:: RECORDS TO USE ::

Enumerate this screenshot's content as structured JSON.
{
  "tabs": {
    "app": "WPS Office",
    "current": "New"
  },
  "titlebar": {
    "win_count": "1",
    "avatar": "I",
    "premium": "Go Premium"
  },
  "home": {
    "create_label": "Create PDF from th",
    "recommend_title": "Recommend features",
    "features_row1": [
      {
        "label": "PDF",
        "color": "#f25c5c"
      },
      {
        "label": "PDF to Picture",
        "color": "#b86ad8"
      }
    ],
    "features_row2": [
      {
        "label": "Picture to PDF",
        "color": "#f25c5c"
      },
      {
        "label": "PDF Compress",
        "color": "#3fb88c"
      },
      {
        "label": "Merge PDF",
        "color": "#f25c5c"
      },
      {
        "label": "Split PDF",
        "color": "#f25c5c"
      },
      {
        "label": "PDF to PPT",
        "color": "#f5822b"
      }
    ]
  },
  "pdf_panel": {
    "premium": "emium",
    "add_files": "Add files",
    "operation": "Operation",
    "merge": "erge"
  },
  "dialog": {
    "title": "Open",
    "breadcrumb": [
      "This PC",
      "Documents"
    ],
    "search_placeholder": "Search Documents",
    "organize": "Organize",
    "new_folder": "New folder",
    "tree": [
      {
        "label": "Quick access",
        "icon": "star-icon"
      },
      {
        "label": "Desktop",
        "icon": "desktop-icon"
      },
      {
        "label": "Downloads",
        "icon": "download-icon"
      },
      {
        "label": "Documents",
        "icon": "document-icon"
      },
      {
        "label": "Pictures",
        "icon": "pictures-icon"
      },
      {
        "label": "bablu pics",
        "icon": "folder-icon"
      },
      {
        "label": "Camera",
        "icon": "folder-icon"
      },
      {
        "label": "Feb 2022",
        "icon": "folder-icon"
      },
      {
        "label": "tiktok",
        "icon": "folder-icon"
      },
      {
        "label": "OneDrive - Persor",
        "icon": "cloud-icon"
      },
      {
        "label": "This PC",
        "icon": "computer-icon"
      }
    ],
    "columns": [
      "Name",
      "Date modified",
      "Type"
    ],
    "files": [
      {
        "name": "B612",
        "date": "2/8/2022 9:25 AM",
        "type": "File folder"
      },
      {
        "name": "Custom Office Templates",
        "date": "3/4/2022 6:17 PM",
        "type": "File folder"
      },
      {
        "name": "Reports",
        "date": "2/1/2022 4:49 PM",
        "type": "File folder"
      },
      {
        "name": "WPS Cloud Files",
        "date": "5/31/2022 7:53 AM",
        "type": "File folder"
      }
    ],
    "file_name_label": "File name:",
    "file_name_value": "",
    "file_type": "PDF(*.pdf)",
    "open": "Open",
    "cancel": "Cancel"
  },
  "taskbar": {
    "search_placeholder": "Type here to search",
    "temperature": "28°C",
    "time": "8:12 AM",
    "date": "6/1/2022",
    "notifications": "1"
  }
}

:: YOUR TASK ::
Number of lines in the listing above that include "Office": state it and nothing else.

:: SOLUTION ::
2